  Reported by Jules Levin
Apr 14-18 Vienna Austria,
45th Annual Meeting of the European Association for Study of the Liver, 2010
Yun-Fan Liaw1, Maria Raptopoulou-Gigi2, Hugo Cheinquer3, Shiv Kumar Sarin4, Tawesak Tanwandee5, Nancy Leung6, Cheng-Yuan Peng7, Robert P. Myers8, Robert S. Brown Jr9, Naoky Tsai10, Jolanta Bialkowska11, Shijie Tang12, Elizabeth Cooney12 1Chang Gung Memorial Hospital, Chang Gung University College of Medicine, Taipei, Taiwan; 2Department of Internal Medicine, Aristotle University of Thessaloniki, Thessaloniki, Greece; 3Universidade Federal Do Rio Grande Do Sul, Porto Alegre, Brazil; 4Department of Gastroenterology, G. B. Pant Hospital, New Delhi, India; 5Department of Medicine, Siriraj Hospital, Mahidol University, Bangkok, Thailand; 6Alice Ho Miu Ling Nethersole Hospital, Hong Kong, China; 7China Medical University Hospital, Taichung, Taiwan; 8Liver Unit, University of Calgary, Alberta, Canada; 9Center for Liver Disease and Transplantation, Columbia University Medical Center, New York, USA; 10John A Burns School of Medicine, University of Hawaii, Honolulu, Hawaii. 11Department of Infectious Diseases, Medical University, Lodz, Poland; 12Research & Development, Bristol-Myers Squibb Company, Wallingford, USA

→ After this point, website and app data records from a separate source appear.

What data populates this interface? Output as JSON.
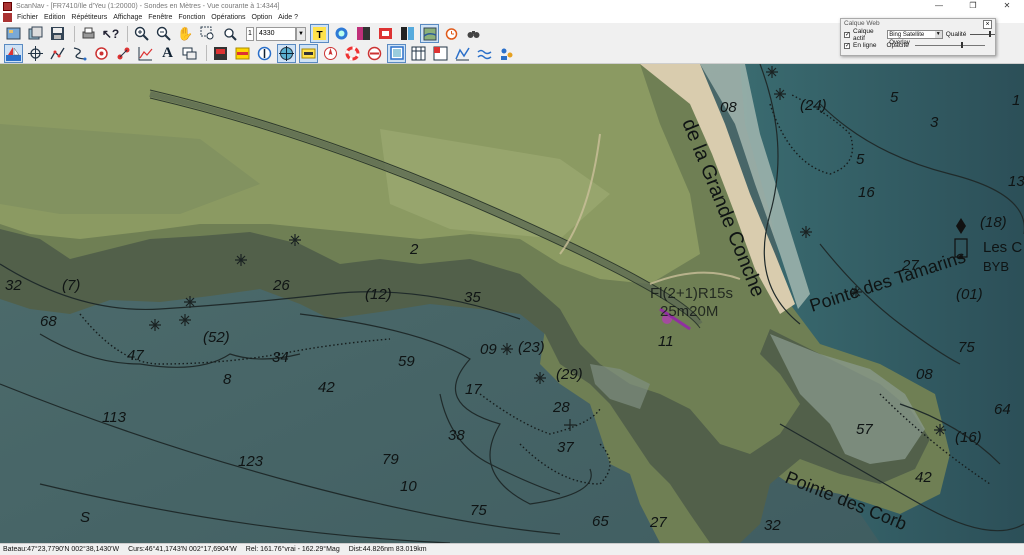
{
  "window": {
    "title": "ScanNav - [FR7410/Ile d'Yeu (1:20000) - Sondes en  Mètres - Vue courante à 1:4344]"
  },
  "menu": [
    "Fichier",
    "Edition",
    "Répétiteurs",
    "Affichage",
    "Fenêtre",
    "Fonction",
    "Opérations",
    "Option",
    "Aide ?"
  ],
  "toolbar": {
    "scale_value": "4330"
  },
  "web_layer": {
    "title": "Calque Web",
    "active_label": "Calque actif",
    "source": "Bing Satellite Overlay",
    "quality_label": "Qualité",
    "online_label": "En ligne",
    "opacity_label": "Opacité"
  },
  "status": {
    "boat": "Bateau:47°23,7790'N 002°38,1430'W",
    "cursor": "Curs:46°41,1743'N 002°17,6904'W",
    "relative": "Rel: 161.76°vrai - 162.29°Mag",
    "distance": "Dist:44.826nm  83.019km"
  },
  "chart": {
    "labels": [
      "de la Grande Conche",
      "Pointe des Tamarins",
      "Pointe des Corb",
      "Les C",
      "BYB",
      "Fl(2+1)R15s",
      "25m20M"
    ],
    "soundings": [
      "5",
      "3",
      "1",
      "32",
      "(7)",
      "68",
      "47",
      "8",
      "113",
      "123",
      "2",
      "26",
      "(12)",
      "(52)",
      "34",
      "42",
      "35",
      "59",
      "09",
      "(23)",
      "(29)",
      "17",
      "28",
      "38",
      "37",
      "79",
      "10",
      "75",
      "65",
      "27",
      "S",
      "(24)",
      "08",
      "5",
      "16",
      "13",
      "(18)",
      "27",
      "(01)",
      "75",
      "08",
      "64",
      "57",
      "(16)",
      "42",
      "32",
      "11"
    ]
  }
}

The reported 5-year survival of patients with decompensated cirrhosis is 14%, compared to 84% for patients with compensated cirrhosis1

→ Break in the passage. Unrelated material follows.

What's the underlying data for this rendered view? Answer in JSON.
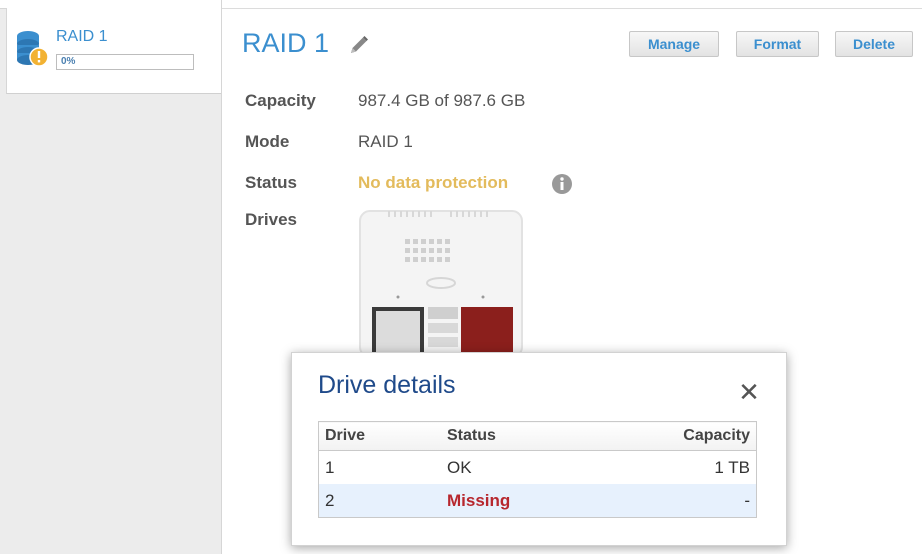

In chronic hepatitis B (CHB) patients with decompensated liver disease, suppression of viral replication with antiviral therapy has been shown to result in clinical improvement and increased survival2,3

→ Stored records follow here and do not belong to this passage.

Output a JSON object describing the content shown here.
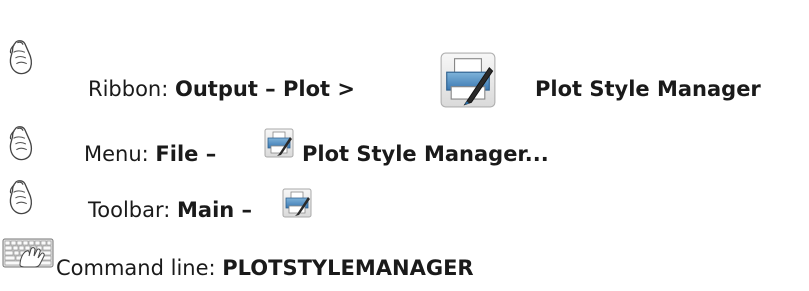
{
  "instructions": [
    {
      "method": "mouse",
      "icon": "hand-mouse-icon",
      "label": "Ribbon: ",
      "bold_before_icon": "Output – Plot > ",
      "command_icon": "plot-style-manager-large-icon",
      "bold_after_icon": "Plot Style Manager"
    },
    {
      "method": "mouse",
      "icon": "hand-mouse-icon",
      "label": "Menu: ",
      "bold_before_icon": "File – ",
      "command_icon": "plot-style-manager-small-icon",
      "bold_after_icon": "Plot Style Manager..."
    },
    {
      "method": "mouse",
      "icon": "hand-mouse-icon",
      "label": "Toolbar: ",
      "bold_before_icon": "Main – ",
      "command_icon": "plot-style-manager-small-icon"
    },
    {
      "method": "keyboard",
      "icon": "hand-keyboard-icon",
      "label": "Command line: ",
      "bold_command": "PLOTSTYLEMANAGER"
    }
  ]
}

In CHB patients with compensated liver disease, long-term entecavir (ETV) therapy resulted in durable suppression of viral replication and regression of fibrosis/cirrhosis4
Long-term adefovir (ADV) therapy has also been associated with regression of fibrosis5